The advent of the rear derailleur system transformed cycling, enabling riders to shift the chain between a set of sprockets to provide an ever-widening range of gears. As the system has been refined, almost all roads have become accessible.

The early stirrings of rudimentary derailleur systems began in the 19th century, with cyclo-tourists devising systems that enabled them to change gear on the rear wheel by lifting the chain from sprocket to sprocket with a long rod.

Real progress arrived with the introduction of the cable-shifted parallelogram derailleur in the early 20th century, and by 1937 the days of Tour de France riders having to flip their back wheels to change gear for the mountains were gone.
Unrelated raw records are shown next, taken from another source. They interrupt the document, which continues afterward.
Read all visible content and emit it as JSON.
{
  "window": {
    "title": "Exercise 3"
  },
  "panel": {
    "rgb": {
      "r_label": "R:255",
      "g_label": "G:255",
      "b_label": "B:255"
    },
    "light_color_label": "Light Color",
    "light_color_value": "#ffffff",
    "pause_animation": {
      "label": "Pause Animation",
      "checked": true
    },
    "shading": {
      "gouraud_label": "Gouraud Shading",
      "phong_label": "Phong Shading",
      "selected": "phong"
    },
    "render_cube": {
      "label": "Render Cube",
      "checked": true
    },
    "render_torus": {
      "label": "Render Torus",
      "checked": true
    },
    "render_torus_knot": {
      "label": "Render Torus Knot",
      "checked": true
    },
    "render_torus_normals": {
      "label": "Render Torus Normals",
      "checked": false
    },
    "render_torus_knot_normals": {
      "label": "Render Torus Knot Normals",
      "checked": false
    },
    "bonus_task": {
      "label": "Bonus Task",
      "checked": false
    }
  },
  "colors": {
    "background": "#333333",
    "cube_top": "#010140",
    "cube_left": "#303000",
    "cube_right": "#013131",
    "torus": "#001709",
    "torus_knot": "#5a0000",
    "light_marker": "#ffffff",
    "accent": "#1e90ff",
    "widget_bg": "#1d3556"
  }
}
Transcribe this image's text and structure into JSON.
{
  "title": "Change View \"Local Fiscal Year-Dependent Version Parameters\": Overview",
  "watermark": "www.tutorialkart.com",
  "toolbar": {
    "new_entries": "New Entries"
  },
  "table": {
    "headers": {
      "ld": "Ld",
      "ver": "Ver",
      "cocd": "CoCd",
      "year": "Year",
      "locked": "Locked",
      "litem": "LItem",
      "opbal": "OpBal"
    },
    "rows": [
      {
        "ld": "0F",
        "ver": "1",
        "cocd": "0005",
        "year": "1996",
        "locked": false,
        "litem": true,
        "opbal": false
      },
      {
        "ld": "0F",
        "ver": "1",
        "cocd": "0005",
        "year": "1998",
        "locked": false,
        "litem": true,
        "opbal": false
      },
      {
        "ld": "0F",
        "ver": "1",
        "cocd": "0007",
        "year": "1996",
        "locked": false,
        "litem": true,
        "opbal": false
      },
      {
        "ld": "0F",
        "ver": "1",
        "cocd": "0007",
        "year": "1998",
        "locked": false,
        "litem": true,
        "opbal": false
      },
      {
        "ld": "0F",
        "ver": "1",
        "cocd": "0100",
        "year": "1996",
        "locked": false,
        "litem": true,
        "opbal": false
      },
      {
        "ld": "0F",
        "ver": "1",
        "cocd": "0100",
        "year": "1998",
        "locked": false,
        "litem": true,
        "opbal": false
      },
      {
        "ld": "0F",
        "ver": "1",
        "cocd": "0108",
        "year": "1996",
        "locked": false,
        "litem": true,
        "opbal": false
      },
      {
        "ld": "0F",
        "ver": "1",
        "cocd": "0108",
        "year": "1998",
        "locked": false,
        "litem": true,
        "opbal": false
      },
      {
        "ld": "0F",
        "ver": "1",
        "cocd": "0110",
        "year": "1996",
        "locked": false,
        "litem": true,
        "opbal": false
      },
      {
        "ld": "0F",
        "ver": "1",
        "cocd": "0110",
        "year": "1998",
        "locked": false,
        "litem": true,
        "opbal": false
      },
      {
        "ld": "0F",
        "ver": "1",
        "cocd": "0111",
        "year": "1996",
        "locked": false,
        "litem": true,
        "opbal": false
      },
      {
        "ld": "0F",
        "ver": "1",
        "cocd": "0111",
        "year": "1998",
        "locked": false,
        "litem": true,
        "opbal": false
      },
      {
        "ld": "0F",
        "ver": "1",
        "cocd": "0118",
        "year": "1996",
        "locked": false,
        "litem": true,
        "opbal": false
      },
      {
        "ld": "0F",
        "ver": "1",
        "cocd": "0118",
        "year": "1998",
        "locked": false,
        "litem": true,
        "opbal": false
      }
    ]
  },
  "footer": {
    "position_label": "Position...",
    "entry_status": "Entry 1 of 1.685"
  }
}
The introduction of indexed gears by Shimano in the 1980s, which allowed for quicker shifting, and electronic groupsets in the 2000s, has been the major advance in what essentially remains the same system at its most basic level.

11. Hydraulic disc brakes

On a disc brake bike, the rotor, which is a separate component that is fixed to the hub, provides the braking surface.
Russell Burton / Immediate Media

Few road bike developments in recent years have caused as much of a stir as hydraulic disc brakes. Mountain bikers were quick to adopt disc brakes for the increased stopping power but many roadies weren’t so keen to give up their beloved rim brakes, adopting an “if it ain’t broke don’t fix it” approach.

Colnago was the first brand to put disc brakes on a road bike in 2012, collaborating with Formula to create the Colnago C59 Disc. The following year, SRAM unveiled its HRD disc groupset and Shimano launched disc brakes for its Ultegra groupset. Back then, disc brakes weren’t allowed in road races so there was little point in introducing a disc-specific Dura-Ace groupset.

Fast-forward a few years and many non-competitive cyclists had embraced the improved braking performance of hydraulic disc brakes as well as the other opportunities discs opened up, such as increased tyre clearance and keeping brake blocks away from carbon rims.

Now, most bike brands have shifted towards designing road bikes with hydraulic disc brakes, and some have stopped manufacturing rim brake bikes altogether. Despite some purists still sticking to the rim brake, the tide has undoubtedly turned.

12. Power meters

SRM secured the first patent for a crank-based power meter in 1987.
Simon Bromley / Immediate Media

In 1987 a patent was awarded to Ulrich Schoberer, founder of SRM, for the first crank-based power meter on a bicycle. By the early 1990s, the technology had begun to make its way into the professional ranks, with early adopters including Greg LeMond and the German national team.

The advantages to riders were the same then as they are now: being able to get quick and reliable insight into how you are performing on the bike.

Power is the most accurate metric for measuring performance because it tells you the workload you are putting out, regardless of external factors such as headwind and gradient, and will allow you to reliably track your progress over time.

As power meters have developed, they can now measure power output from different parts of the bike, including the pedals, but the most common position for a power meter is – like the earliest SRM patent – on the cranks.

Like much cycling tech, over the years power meters have also become more affordable. And, with the availability of training apps, power meters have become more widely adopted by riders wanting to use data to improve their fitness

What would you include in your list of road cycling innovations? Is there anything we’ve missed or have we included something that you don’t think is worthy of a top spot? Let us know in the comments below.